"1, 1, 2, 3, 5, 8, 13, 21, 34, ..."
Fibonacci Day is November 23rd, as it has the digits "1, 1, 2, 3" which is first part of the Fibonacci sequence. The Fibonacci numbers appear everywhere in nature, from the leaf arrangement in plants, to the pattern of the florets of a flower, the bracts of a pinecone, the scales of a pineapple, as well in natural phenomenon, such as the shapes of spiral galaxies and hurricanes!
Fibonacci Day is celebrated November 23, using month-first notation 1-1-2-3, 11/23, because the Fibonacci series begins 1, 1, 2, 3, 5, 8, ... a pattern of counting where each number is the sum of the previous two.
As well as being prevalent in nature, Fibonacci Day recognises the importance and value of Italian mathematician Leonardo Fibonacci’s contributions to mathematics.
The pattern and colour of stitches in the tartan are based on both the sequence and the colours of the Italian flag.

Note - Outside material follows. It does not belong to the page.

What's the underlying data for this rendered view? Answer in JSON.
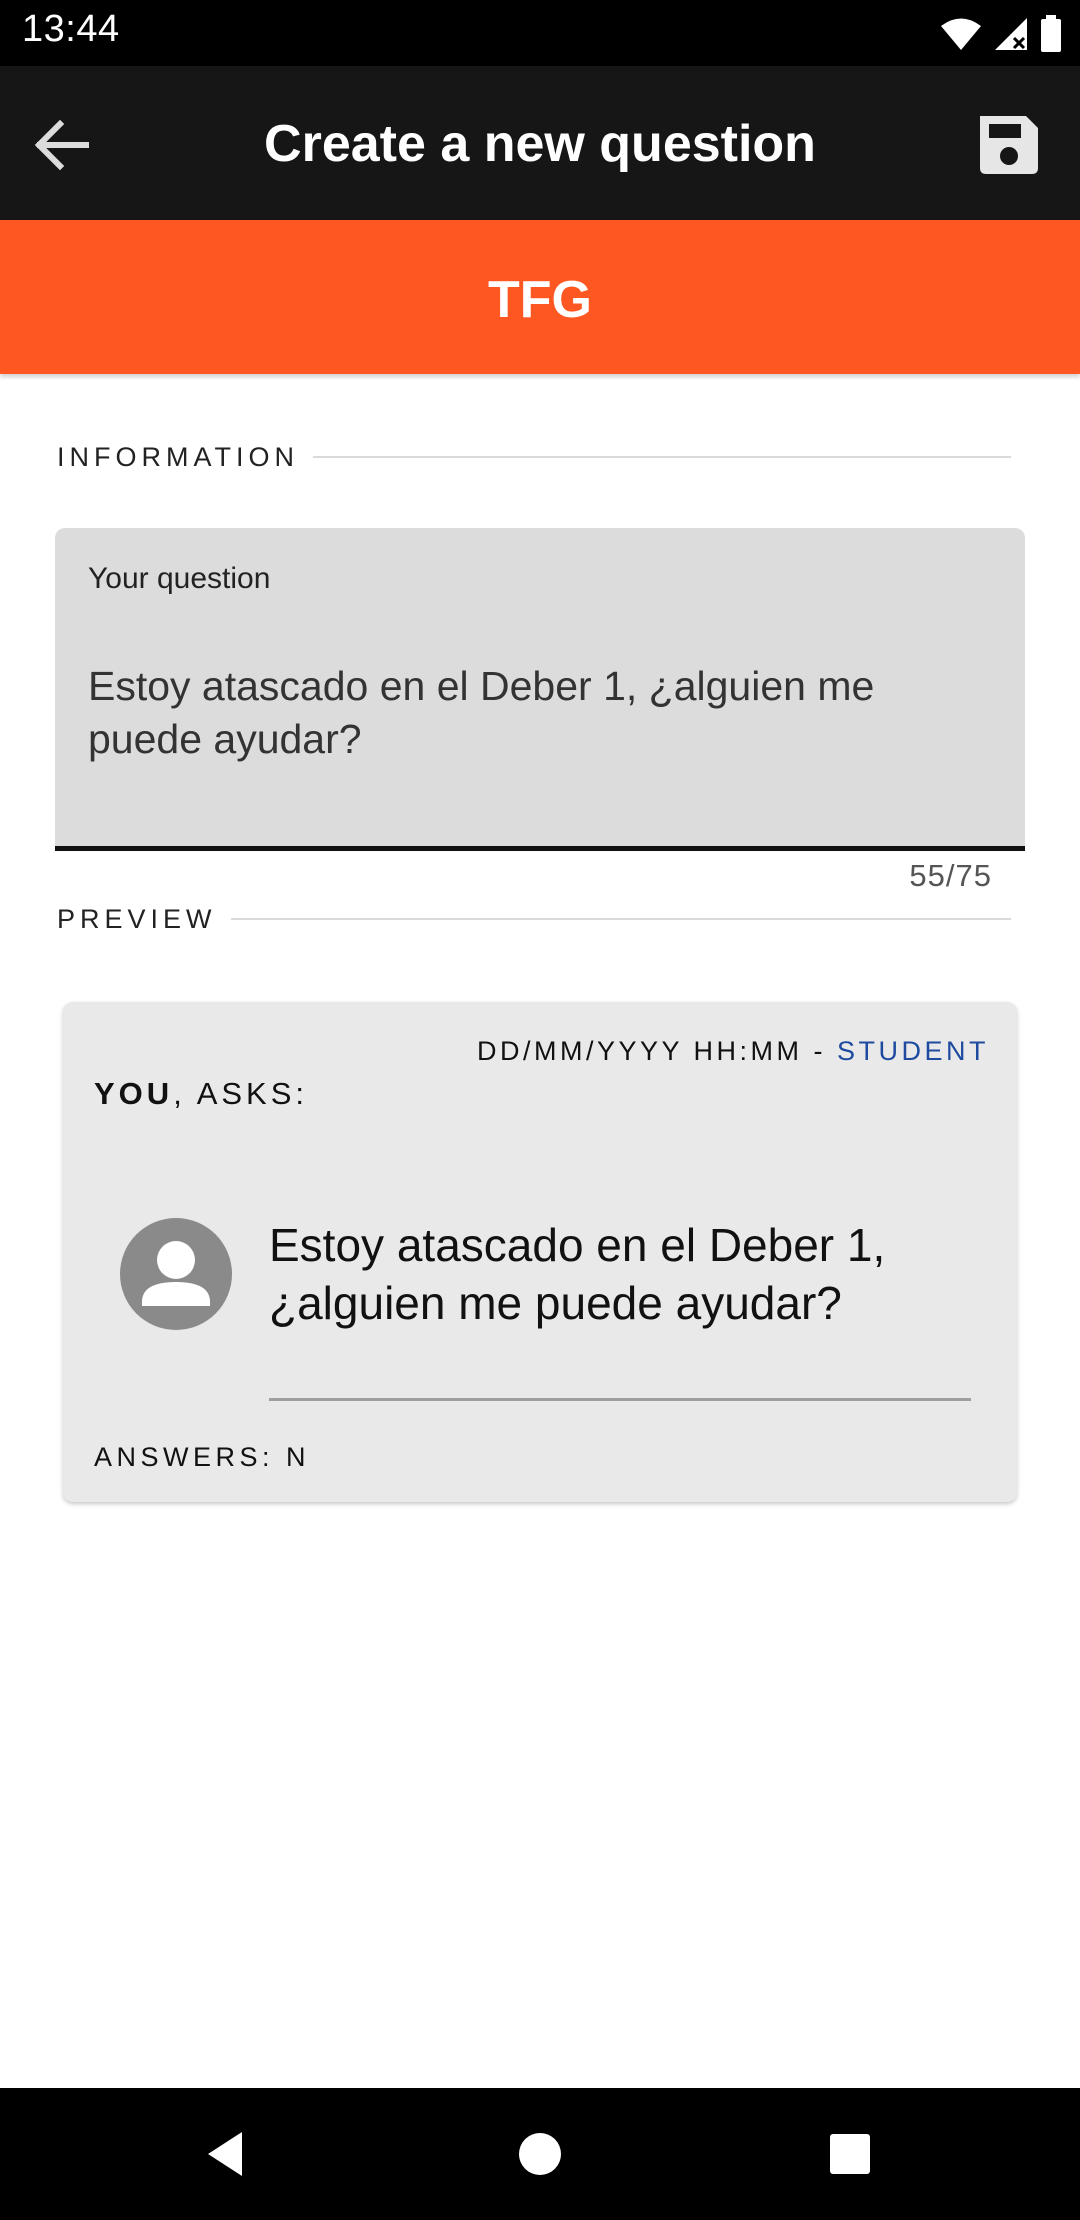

Leonardo of Pisa, sometimes known as Leonardo Fibonacci did not actually invent or discover the Fibonacci sequence (which first appears in Indian mathematics in connection with Sanskirt prosody), but he used it as an example in his book, Liber Abaci, when studying the idealized population growth of rabbits.
Fibonacci sequences appear in biological settings - the branching in trees, the arrangement of leaves on a stem, the fruitlets of a pineapple, the flowering of artichoke, the uncurling of a fern, the arrangement of seeds in a pine cone, and much more.
For more on the Fibonacci sequence in nature, click the collage!